When Simon Hantaï unlocked his now renowned pliage method in 1960, the Hungarian-born, Paris-based artist achieved such overwhelming success in France that it would eventually force him to completely withdraw from the art world. Often referred to as ‘a silence’ – or, as Alfred Pacquement more accurately described, a ‘critical silence’ – Hantaï’s exit was less a retirement than a period of reflection and intellectual consolidation. From 1982 onwards he made no new paintings, and would seldom exhibit, despite consistent invitations from dedicated curators.
In 2013, following the artist’s death in 2008, the Centre Pompidou, Paris, mounted a major retrospective that introduced Hantaï’s significant artistic contribution to a new and responsive audience. Timothy Taylor brought the artist’s work to London audiences through a group exhibition at the end of that year, and has since followed this in greater depth through the presentation of fifteen paintings across two exhibitions; the first of these took place at Frieze Masters in October, 2015, and now this larger exhibition takes place at Timothy Taylor’s Mayfair gallery.
When Hantaï arrived in Paris in 1948 from Soviet-occupied Budapest, via a tour of Italy, Surrealism was in full swing. He quickly connected to one of the movement’s main proponents, André Breton, who immediately became a supporter. In the late 1950s, however, under the influence of Jackson Pollock, Hantaï departed from his figurative Surrealist paintings and began to experiment with unconventional painting instruments and with writing as gesture.

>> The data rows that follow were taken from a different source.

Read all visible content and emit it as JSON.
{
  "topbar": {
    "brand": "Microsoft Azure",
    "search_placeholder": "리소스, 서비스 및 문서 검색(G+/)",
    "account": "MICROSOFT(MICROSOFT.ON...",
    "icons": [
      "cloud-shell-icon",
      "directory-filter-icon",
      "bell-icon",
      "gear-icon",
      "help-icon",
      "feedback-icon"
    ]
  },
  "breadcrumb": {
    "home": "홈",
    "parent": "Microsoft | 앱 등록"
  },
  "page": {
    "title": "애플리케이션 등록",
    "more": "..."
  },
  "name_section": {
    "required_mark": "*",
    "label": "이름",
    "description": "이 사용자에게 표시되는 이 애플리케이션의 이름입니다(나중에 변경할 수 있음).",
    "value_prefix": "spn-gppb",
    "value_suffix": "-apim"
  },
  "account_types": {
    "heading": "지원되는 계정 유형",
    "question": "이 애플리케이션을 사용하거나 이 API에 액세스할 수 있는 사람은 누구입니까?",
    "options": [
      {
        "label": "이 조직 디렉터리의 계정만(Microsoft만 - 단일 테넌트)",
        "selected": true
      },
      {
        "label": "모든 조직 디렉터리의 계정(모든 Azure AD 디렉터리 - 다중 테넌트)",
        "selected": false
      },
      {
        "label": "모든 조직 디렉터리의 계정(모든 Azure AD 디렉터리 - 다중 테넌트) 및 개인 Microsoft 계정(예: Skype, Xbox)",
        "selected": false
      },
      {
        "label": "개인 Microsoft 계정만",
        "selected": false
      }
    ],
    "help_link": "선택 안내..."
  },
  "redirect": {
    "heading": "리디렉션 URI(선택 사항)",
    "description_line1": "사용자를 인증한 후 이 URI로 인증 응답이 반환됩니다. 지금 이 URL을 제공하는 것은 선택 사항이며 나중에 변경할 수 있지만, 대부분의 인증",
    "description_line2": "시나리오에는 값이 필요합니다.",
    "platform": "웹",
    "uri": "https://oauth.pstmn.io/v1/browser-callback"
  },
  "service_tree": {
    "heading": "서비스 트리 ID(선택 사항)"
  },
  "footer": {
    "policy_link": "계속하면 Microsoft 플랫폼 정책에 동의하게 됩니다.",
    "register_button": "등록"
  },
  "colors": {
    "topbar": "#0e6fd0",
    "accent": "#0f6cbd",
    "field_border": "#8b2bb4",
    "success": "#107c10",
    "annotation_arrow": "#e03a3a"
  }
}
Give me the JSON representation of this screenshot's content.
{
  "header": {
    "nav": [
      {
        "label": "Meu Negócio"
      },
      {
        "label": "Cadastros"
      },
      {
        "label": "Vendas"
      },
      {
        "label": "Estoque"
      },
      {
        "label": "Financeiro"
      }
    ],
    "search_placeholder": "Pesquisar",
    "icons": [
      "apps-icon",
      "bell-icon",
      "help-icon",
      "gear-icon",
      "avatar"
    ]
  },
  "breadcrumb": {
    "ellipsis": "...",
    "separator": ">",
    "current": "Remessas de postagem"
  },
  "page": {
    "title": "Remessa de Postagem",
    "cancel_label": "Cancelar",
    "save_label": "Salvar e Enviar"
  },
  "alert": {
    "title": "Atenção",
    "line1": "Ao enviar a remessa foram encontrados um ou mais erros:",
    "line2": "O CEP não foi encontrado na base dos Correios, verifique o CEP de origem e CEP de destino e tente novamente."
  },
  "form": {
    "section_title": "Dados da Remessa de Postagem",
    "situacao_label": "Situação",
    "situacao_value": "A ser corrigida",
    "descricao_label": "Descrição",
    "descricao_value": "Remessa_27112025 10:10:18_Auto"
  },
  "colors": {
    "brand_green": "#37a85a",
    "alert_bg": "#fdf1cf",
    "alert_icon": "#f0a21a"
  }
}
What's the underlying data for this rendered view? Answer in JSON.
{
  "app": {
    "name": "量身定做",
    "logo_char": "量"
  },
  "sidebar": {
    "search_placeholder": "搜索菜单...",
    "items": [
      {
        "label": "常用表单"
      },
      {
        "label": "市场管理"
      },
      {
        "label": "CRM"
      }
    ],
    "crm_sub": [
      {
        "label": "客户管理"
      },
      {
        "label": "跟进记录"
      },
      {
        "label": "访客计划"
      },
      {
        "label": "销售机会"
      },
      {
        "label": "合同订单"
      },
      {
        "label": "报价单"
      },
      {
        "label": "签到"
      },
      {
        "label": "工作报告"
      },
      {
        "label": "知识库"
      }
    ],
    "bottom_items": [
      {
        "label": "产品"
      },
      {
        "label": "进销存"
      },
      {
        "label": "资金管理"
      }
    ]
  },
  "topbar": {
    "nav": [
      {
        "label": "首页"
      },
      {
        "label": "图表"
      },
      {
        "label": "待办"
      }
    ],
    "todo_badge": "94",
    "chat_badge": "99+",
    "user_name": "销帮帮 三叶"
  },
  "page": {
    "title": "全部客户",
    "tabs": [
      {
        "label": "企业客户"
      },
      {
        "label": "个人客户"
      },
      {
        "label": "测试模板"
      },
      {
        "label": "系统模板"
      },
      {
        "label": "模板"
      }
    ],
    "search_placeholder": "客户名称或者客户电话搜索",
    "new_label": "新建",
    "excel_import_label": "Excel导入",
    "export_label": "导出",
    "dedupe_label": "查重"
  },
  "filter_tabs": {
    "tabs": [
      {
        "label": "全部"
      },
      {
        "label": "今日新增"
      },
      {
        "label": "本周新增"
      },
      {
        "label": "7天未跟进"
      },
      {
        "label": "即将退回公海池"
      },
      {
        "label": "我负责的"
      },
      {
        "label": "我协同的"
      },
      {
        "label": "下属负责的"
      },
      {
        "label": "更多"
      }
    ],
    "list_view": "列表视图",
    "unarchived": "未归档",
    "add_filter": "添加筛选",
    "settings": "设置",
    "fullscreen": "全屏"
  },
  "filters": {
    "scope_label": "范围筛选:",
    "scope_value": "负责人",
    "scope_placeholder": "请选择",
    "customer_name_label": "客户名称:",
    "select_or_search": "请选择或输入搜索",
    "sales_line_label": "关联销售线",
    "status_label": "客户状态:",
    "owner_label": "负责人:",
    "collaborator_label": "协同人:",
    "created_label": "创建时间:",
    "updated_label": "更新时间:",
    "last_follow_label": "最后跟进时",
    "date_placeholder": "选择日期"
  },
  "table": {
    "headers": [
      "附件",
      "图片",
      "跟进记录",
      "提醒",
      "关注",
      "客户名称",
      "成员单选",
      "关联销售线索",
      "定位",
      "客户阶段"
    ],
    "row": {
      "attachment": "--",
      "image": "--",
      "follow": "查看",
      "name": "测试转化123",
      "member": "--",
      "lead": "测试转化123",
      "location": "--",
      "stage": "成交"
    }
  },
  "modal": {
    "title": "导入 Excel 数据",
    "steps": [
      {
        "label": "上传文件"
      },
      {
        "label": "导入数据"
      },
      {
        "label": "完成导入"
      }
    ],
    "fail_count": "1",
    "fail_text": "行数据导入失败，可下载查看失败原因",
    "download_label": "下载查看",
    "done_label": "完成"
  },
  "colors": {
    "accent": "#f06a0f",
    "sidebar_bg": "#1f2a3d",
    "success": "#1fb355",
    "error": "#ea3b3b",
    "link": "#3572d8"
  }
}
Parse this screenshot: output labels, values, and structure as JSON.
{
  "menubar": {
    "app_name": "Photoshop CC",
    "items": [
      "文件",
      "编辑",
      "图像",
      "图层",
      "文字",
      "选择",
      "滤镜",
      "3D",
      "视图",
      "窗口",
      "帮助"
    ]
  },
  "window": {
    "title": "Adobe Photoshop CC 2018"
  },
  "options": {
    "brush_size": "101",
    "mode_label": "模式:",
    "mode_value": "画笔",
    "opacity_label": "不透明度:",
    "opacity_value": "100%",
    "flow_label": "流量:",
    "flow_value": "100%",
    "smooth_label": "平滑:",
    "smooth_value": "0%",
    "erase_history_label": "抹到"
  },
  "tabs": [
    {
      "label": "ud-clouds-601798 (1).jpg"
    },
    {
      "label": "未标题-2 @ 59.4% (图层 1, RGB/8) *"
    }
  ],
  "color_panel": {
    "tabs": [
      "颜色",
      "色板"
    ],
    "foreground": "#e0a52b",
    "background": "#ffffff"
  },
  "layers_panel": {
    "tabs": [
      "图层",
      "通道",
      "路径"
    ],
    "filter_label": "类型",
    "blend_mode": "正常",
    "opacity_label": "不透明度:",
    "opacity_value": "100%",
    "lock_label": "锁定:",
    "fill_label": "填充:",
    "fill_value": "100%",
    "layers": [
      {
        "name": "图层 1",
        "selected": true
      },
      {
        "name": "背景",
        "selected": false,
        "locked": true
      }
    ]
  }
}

In 1960, Hantaï made a subsequent break with form, beginning his first pliage paintings, which would provide the critical basis of his work until his death. The technique – of folding, knotting, painting and unfolding the canvas – allowed Hantaï to develop an ‘automatic’ process, producing paintings that juxtaposed the naked material against bright colours to create striking, sumptuous images. Rather than determine composition through careful construction of the pictorial space, Hantaï painted the exposed surface, only revealing the painting to himself on the canvas’s unfolding.
Since the start of the 1980s, a number of collections of his work have been assembled that incorporate examples from each of his key series. The most well- known of these collections was gifted by Hantaï to the Centre Pompidou in 2003 and was drawn upon as part of the 2013 retrospective. A second collection, acquired privately in the early 1980s, has since remained in storage, with only one of the fifteen works having been exhibited in the artist’s lifetime. Timothy Taylor is honoured to be able to bring this remarkable collection to public attention.
A fully illustrated catalogue, with new commissioned texts by Jason Farago and Dr Anna Lovatt, designed by Zak Group, will be published on the occasion of this exhibition.
Simon HantaïCatamurons1963Oil on canvas78 1/2 x 80 3/4 in.
199.5 x 205.2 cm
Simon HantaïSans titre1972Acrylic on canvas80 1/2 x 92 7/8 in.
204.3 x 236 cm
Simon HantaïTabula1980Acrylic on canvas59 1/2 x 59 in.
151 x 150.2 cm
Simon HantaïMeun1968Oil on canvas89 x 73 5/8 in.
226 x 187 cm
Simon HantaïTabula (Violet)1975Acrylic on canvas109 5/8 x 106 1/2 in.
278.5 x 270.5 cm
Simon HantaïTabula1981Acrylic on canvas117 1/5 x 193 7/8 in.
298.5 x 492.5 cm
Simon HantaïTabula1980Acrylic on canvas92 7/8 x 154 3/8 in.
236 x 392 cm
Simon HantaïTabula1980Acrylic on Linen adhered to canvas93 1/8 x 156 5/8 in.
236.5 x 398 cm
Simon HantaïTabula (rouge/noir)1981Acrylic on canvas105 1/2 x 163 7/8 in.
267.8 x 416.2 cm
Simon HantaïMariale1960Oil on canvas89 1/3 x 80 3/4 in.
227 x 205 cm